Gilbert, George (381-1, 381-2) (1975)
About this artwork
Gilbert and George are two artists based in London, who work together as an artistic duo. They became known in the late 1960s as ‘living sculptures’, dressing in similar tweed suits and doing everything together. Life and art were inseparable. In 1975, on the occasion of a show in Düsseldorf, they commissioned Richter to make a portrait of them. Richter made eight paintings in all, using superimposed photographs of the duo in order to suggest their inseparable mutually beneficial identity.
- title: Gilbert, George (381-1, 381-2)
- accession number: AR00345
- artist: Gerhard RichterGerman (born 1932)
- depicted: Gilbert & George
- gallery: In Storage
- object type: Painting
- date created: 1975
- measurements: 68.40 x 63.10 x 4.50 cm
- credit line: ARTIST ROOMS National Galleries of Scotland and Tate. Acquired jointly through The d'Offay Donation with assistance from the National Heritage Memorial Fund and the Art Fund 2008
- copyright: © Gerhard Richter
- photographer: Antonia Reeve

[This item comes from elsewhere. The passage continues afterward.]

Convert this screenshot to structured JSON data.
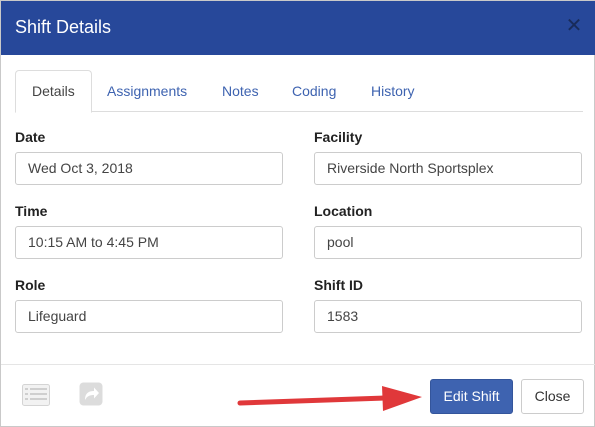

Richter was born in Dresden, where he studied from 1952 to 1957. In 1961 he settled in Düsseldorf, where he studied under Joseph Beuys. In 1963 he began using images from press photographs and amateur snapshots in his paintings, deliberately blurring them in order to undermine and challenge the boundaries of painting and photography. In the early 1970s Richter explored theoretical ideas about colour in a series of colour charts. In a similar systematic way he made a large number of grey paintings in which he experimented with texture and brushstrokes. Since the late 1970s Richter has painted an ongoing series of colourful abstractions and alternated these with painstakingly accurate renderings in paint of photographs of landscapes, people and still lifes.